* YOUR INSTRUCTIONS
Print each line below verbatim, skipping every picture.
---------- TASK INPUTS ----------
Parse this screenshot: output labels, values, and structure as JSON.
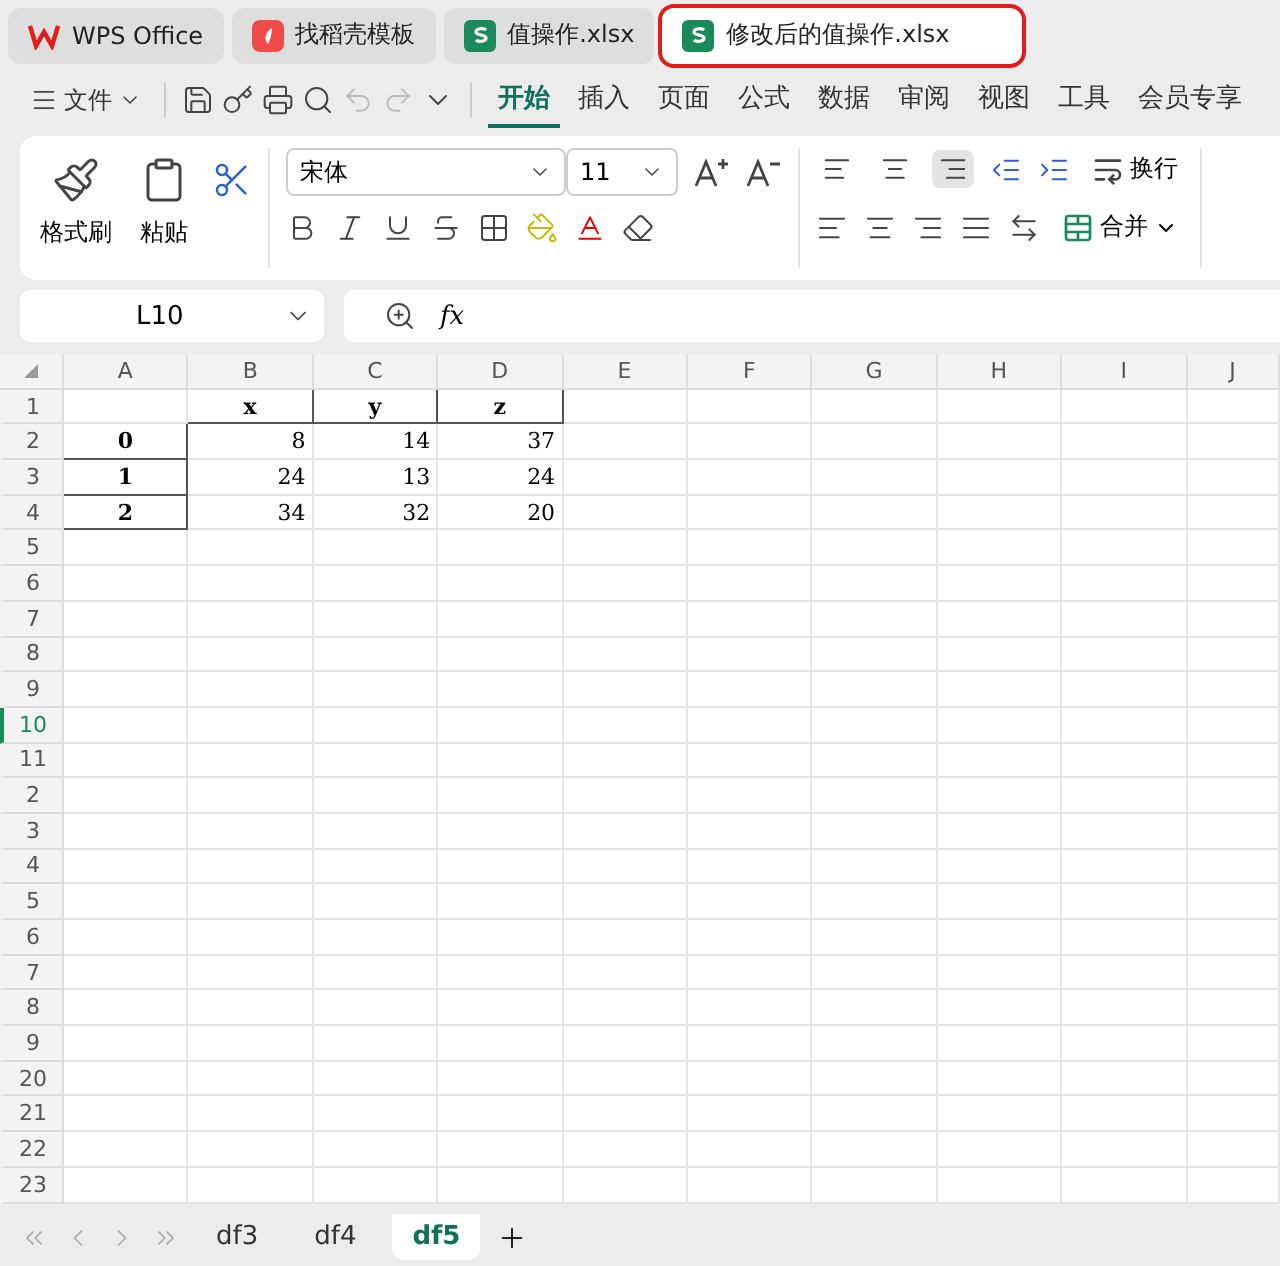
{
  "tabs": [
    {
      "kind": "home",
      "label": "WPS Office",
      "selected": false,
      "highlighted": false
    },
    {
      "kind": "template",
      "label": "找稻壳模板",
      "selected": false,
      "highlighted": false
    },
    {
      "kind": "sheet",
      "label": "值操作.xlsx",
      "selected": false,
      "highlighted": false
    },
    {
      "kind": "sheet",
      "label": "修改后的值操作.xlsx",
      "selected": true,
      "highlighted": true
    }
  ],
  "menu": {
    "file": "文件",
    "items": [
      {
        "label": "开始",
        "selected": true
      },
      {
        "label": "插入",
        "selected": false
      },
      {
        "label": "页面",
        "selected": false
      },
      {
        "label": "公式",
        "selected": false
      },
      {
        "label": "数据",
        "selected": false
      },
      {
        "label": "审阅",
        "selected": false
      },
      {
        "label": "视图",
        "selected": false
      },
      {
        "label": "工具",
        "selected": false
      },
      {
        "label": "会员专享",
        "selected": false
      }
    ]
  },
  "ribbon": {
    "format_painter": "格式刷",
    "paste": "粘贴",
    "font": "宋体",
    "size": "11",
    "wrap": "换行",
    "merge": "合并",
    "valign": [
      {
        "kind": "top",
        "selected": false
      },
      {
        "kind": "middle",
        "selected": false
      },
      {
        "kind": "bottom",
        "selected": true
      }
    ]
  },
  "formula_bar": {
    "name_box": "L10",
    "fx": "fx"
  },
  "grid": {
    "columns": [
      "A",
      "B",
      "C",
      "D",
      "E",
      "F",
      "G",
      "H",
      "I",
      "J"
    ],
    "rows": [
      {
        "label": "1",
        "selected": false
      },
      {
        "label": "2",
        "selected": false
      },
      {
        "label": "3",
        "selected": false
      },
      {
        "label": "4",
        "selected": false
      },
      {
        "label": "5",
        "selected": false
      },
      {
        "label": "6",
        "selected": false
      },
      {
        "label": "7",
        "selected": false
      },
      {
        "label": "8",
        "selected": false
      },
      {
        "label": "9",
        "selected": false
      },
      {
        "label": "10",
        "selected": true
      },
      {
        "label": "11",
        "selected": false
      },
      {
        "label": "2",
        "selected": false
      },
      {
        "label": "3",
        "selected": false
      },
      {
        "label": "4",
        "selected": false
      },
      {
        "label": "5",
        "selected": false
      },
      {
        "label": "6",
        "selected": false
      },
      {
        "label": "7",
        "selected": false
      },
      {
        "label": "8",
        "selected": false
      },
      {
        "label": "9",
        "selected": false
      },
      {
        "label": "20",
        "selected": false
      },
      {
        "label": "21",
        "selected": false
      },
      {
        "label": "22",
        "selected": false
      },
      {
        "label": "23",
        "selected": false
      }
    ],
    "table": {
      "headers": [
        "x",
        "y",
        "z"
      ],
      "rows": [
        {
          "index": "0",
          "values": [
            "8",
            "14",
            "37"
          ]
        },
        {
          "index": "1",
          "values": [
            "24",
            "13",
            "24"
          ]
        },
        {
          "index": "2",
          "values": [
            "34",
            "32",
            "20"
          ]
        }
      ]
    }
  },
  "sheets": [
    {
      "label": "df3",
      "selected": false
    },
    {
      "label": "df4",
      "selected": false
    },
    {
      "label": "df5",
      "selected": true
    }
  ]
}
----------
* OUTPUT BELOW
Parse this screenshot: output labels, values, and structure as JSON.
{
  "tabs": [
    {
      "kind": "home",
      "label": "WPS Office",
      "selected": false,
      "highlighted": false
    },
    {
      "kind": "template",
      "label": "找稻壳模板",
      "selected": false,
      "highlighted": false
    },
    {
      "kind": "sheet",
      "label": "值操作.xlsx",
      "selected": false,
      "highlighted": false
    },
    {
      "kind": "sheet",
      "label": "修改后的值操作.xlsx",
      "selected": true,
      "highlighted": true
    }
  ],
  "menu": {
    "file": "文件",
    "items": [
      {
        "label": "开始",
        "selected": true
      },
      {
        "label": "插入",
        "selected": false
      },
      {
        "label": "页面",
        "selected": false
      },
      {
        "label": "公式",
        "selected": false
      },
      {
        "label": "数据",
        "selected": false
      },
      {
        "label": "审阅",
        "selected": false
      },
      {
        "label": "视图",
        "selected": false
      },
      {
        "label": "工具",
        "selected": false
      },
      {
        "label": "会员专享",
        "selected": false
      }
    ]
  },
  "ribbon": {
    "format_painter": "格式刷",
    "paste": "粘贴",
    "font": "宋体",
    "size": "11",
    "wrap": "换行",
    "merge": "合并",
    "valign": [
      {
        "kind": "top",
        "selected": false
      },
      {
        "kind": "middle",
        "selected": false
      },
      {
        "kind": "bottom",
        "selected": true
      }
    ]
  },
  "formula_bar": {
    "name_box": "L10",
    "fx": "fx"
  },
  "grid": {
    "columns": [
      "A",
      "B",
      "C",
      "D",
      "E",
      "F",
      "G",
      "H",
      "I",
      "J"
    ],
    "rows": [
      {
        "label": "1",
        "selected": false
      },
      {
        "label": "2",
        "selected": false
      },
      {
        "label": "3",
        "selected": false
      },
      {
        "label": "4",
        "selected": false
      },
      {
        "label": "5",
        "selected": false
      },
      {
        "label": "6",
        "selected": false
      },
      {
        "label": "7",
        "selected": false
      },
      {
        "label": "8",
        "selected": false
      },
      {
        "label": "9",
        "selected": false
      },
      {
        "label": "10",
        "selected": true
      },
      {
        "label": "11",
        "selected": false
      },
      {
        "label": "2",
        "selected": false
      },
      {
        "label": "3",
        "selected": false
      },
      {
        "label": "4",
        "selected": false
      },
      {
        "label": "5",
        "selected": false
      },
      {
        "label": "6",
        "selected": false
      },
      {
        "label": "7",
        "selected": false
      },
      {
        "label": "8",
        "selected": false
      },
      {
        "label": "9",
        "selected": false
      },
      {
        "label": "20",
        "selected": false
      },
      {
        "label": "21",
        "selected": false
      },
      {
        "label": "22",
        "selected": false
      },
      {
        "label": "23",
        "selected": false
      }
    ],
    "table": {
      "headers": [
        "x",
        "y",
        "z"
      ],
      "rows": [
        {
          "index": "0",
          "values": [
            "8",
            "14",
            "37"
          ]
        },
        {
          "index": "1",
          "values": [
            "24",
            "13",
            "24"
          ]
        },
        {
          "index": "2",
          "values": [
            "34",
            "32",
            "20"
          ]
        }
      ]
    }
  },
  "sheets": [
    {
      "label": "df3",
      "selected": false
    },
    {
      "label": "df4",
      "selected": false
    },
    {
      "label": "df5",
      "selected": true
    }
  ]
}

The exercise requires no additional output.